Then a couple of years ago, a guy stopped in the shop, looking at some of the hot rods outside, and said, “Hey, have you ever seen Cliff Lipovsek’s old hot rod up the street in Dousman?”
He went on to tell stories of the car being a street racer in Milwaukee in the 1960’s, and that no one could beat it. At this point I was thinking, "Ah… can we go look at it right now?"
I got in touch with Cliff and he said it was okay to come and see the car. It was so exciting! Turns out it was in a neighborhood I had driven through countless times in my quest for this treasure. The car was all apart and tucked way back in the garage, but there it was. I couldn’t believe it!
Turns out it wasn’t a 1932 Ford Coupe; it was a 1933 Ford Tudor, channeled, still wearing its old paint from the 1960’s. It was hard to see and had stuff piled on it, but I was sure this was the old hot rod I had heard about. At first, Cliff was a little quiet about the car, but after he saw our excitement he opened up and started telling stories of building and street racing the car with his brother. They originally built it with a 348 but changed to a 409 after they scored a wrecked police car. The '33 was channeled, had custom made headers and a roll cage… nothing fancy, but it was fast!

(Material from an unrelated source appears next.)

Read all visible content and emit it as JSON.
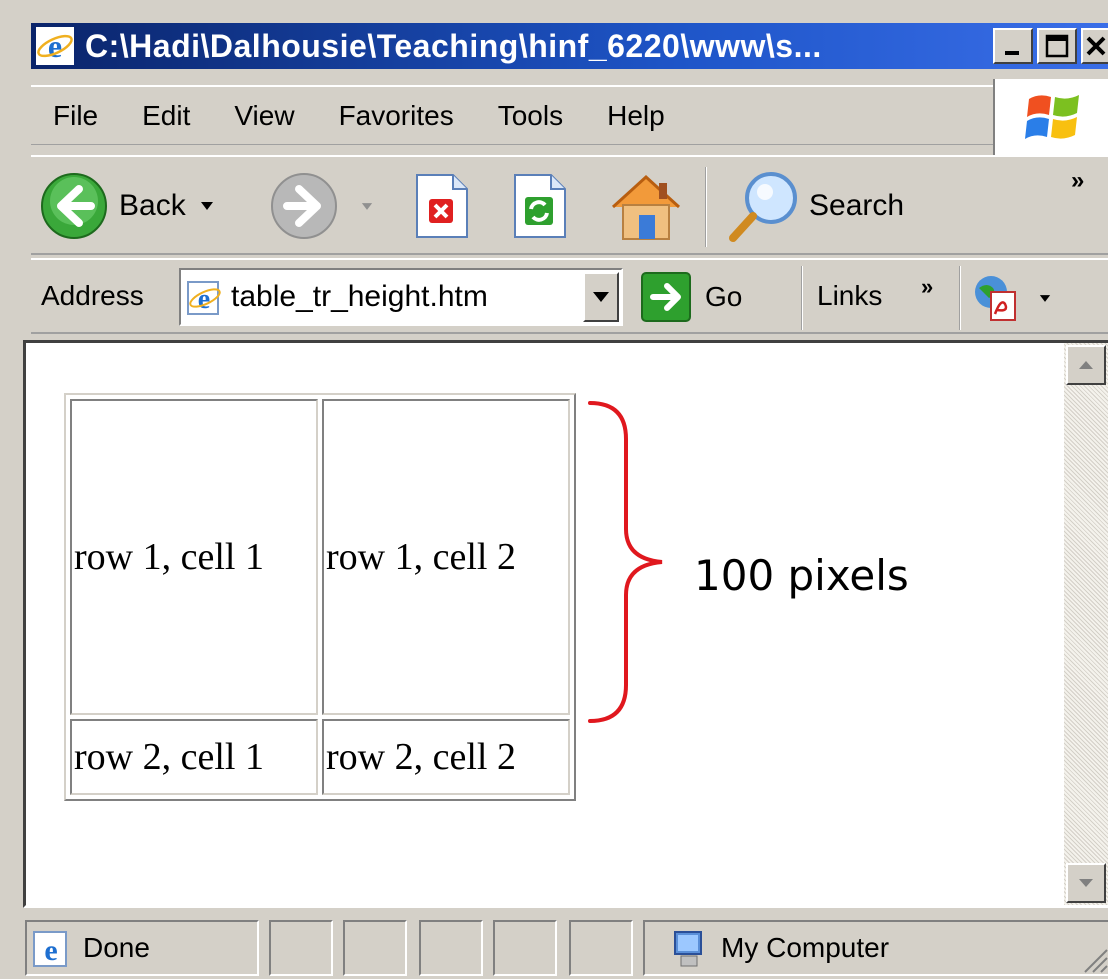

Back in the early 1960’s, almost every town in America had cruise spots; kids would find a strip, usually near an ice cream stand, and cars would cruise around having harmless fun. It was a golden era for sure. Milwaukee had several cruise spots, but probably the biggest was Wisconsin Avenue, the main hub of downtown Milwaukee. This was home for the little sedan, making countless passes and finding races. Sometimes guys would come from far away to race. The match would get set up on the strip and then they would head out of town to race. Sounds kind of like a movie, right? Man, it would have been fun to be part of all that, even as just a fly on the wall! Like all snapshots of life, this one came to an end when there was trouble with the 409. The engine was pulled with intentions of another motor going in, but it just didn’t happen. So the car pretty much sat apart for decades, preserving its past for us to resurrect.

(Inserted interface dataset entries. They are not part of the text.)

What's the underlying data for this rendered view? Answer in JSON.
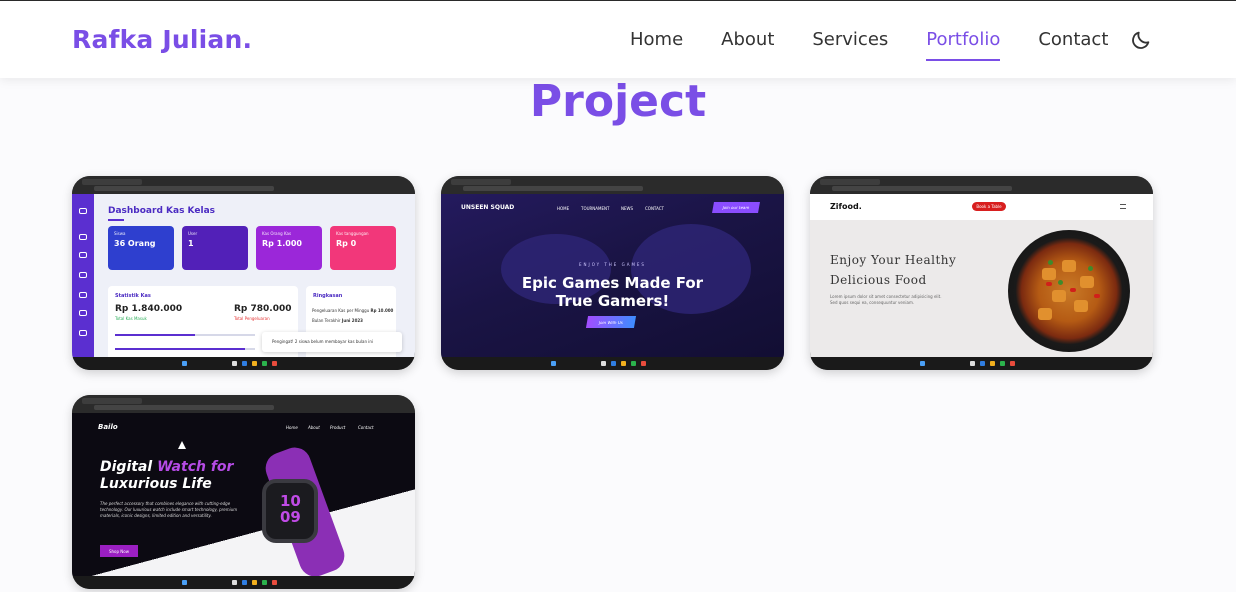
{
  "brand": {
    "name": "Rafka Julian."
  },
  "nav": {
    "items": [
      {
        "label": "Home",
        "active": false
      },
      {
        "label": "About",
        "active": false
      },
      {
        "label": "Services",
        "active": false
      },
      {
        "label": "Portfolio",
        "active": true
      },
      {
        "label": "Contact",
        "active": false
      }
    ],
    "theme_toggle_icon": "moon-icon",
    "accent_color": "#7a4ee6"
  },
  "section": {
    "title": "Project"
  },
  "projects": [
    {
      "screenshot": {
        "title": "Dashboard Kas Kelas",
        "stats": [
          {
            "label": "Siswa",
            "value": "36 Orang",
            "color": "#2e3fcf"
          },
          {
            "label": "User",
            "value": "1",
            "color": "#5220b8"
          },
          {
            "label": "Kas Orang Kas",
            "value": "Rp 1.000",
            "color": "#9b27d9"
          },
          {
            "label": "Kas tanggungan",
            "value": "Rp 0",
            "color": "#f2377a"
          }
        ],
        "statistik_title": "Statistik Kas",
        "amount_in": "Rp 1.840.000",
        "amount_in_label": "Total Kas Masuk",
        "amount_out": "Rp 780.000",
        "amount_out_label": "Total Pengeluaran",
        "ringkasan_title": "Ringkasan",
        "ringkasan_rows": [
          {
            "label": "Pengeluaran Kas per Minggu",
            "value": "Rp 10.000"
          },
          {
            "label": "Bulan Terakhir",
            "value": "Juni 2023"
          }
        ],
        "toast": "Pengingat! 2 siswa belum membayar kas bulan ini"
      }
    },
    {
      "screenshot": {
        "brand": "UNSEEN SQUAD",
        "menu": [
          "HOME",
          "TOURNAMENT",
          "NEWS",
          "CONTACT"
        ],
        "join_label": "Join our team",
        "kicker": "ENJOY THE GAMES",
        "headline_1": "Epic Games Made For",
        "headline_2": "True Gamers!",
        "cta": "Join With Us"
      }
    },
    {
      "screenshot": {
        "brand": "Zifood.",
        "order_label": "Book a Table",
        "headline_1": "Enjoy Your Healthy",
        "headline_2": "Delicious Food",
        "desc": "Lorem ipsum dolor sit amet consectetur adipisicing elit. Sed quos sequi ea, consequuntur veniam."
      }
    },
    {
      "screenshot": {
        "brand": "Bailo",
        "menu": [
          "Home",
          "About",
          "Product",
          "Contact"
        ],
        "headline_1a": "Digital",
        "headline_1b": "Watch for",
        "headline_2": "Luxurious Life",
        "desc": "The perfect accessory that combines elegance with cutting-edge technology. Our luxurious watch include smart technology, premium materials, iconic designs, limited edition and versatility.",
        "button": "Shop Now",
        "watch_time_h": "10",
        "watch_time_m": "09"
      }
    }
  ]
}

I made a deal for the car and passed it on to a good friend and customer, Chris Carter. We got it back to the shop with the intention of putting it back on the road as if it was never taken apart. We located a 348, found a neat old chrome tri power intake, went through the brakes and did what we needed to make it run and drive. We made headers that mimic the ones it had and found some old seats similar to the ones Cliff had described, and soon it was time to fire it up again!
Bringing the car to life again was really exciting! It’s still crude in spots, and has things that a builder would never do today, but it has a purity that just can’t be denied. The craziest part is driving it! It’s a bruiser for sure; it just wants to go fast with no apologies! It completely rules. It’s like stepping back in time to those summer nights of street racing.
I can’t help think that maybe this isn’t the car I heard about - maybe there is another old hot rod in a garage up the street. As exciting as it was to find it, I can’t help but feel a little sad that the chase is over. So I guess I’ll keep looking, but I may never find a treasure quite like this one!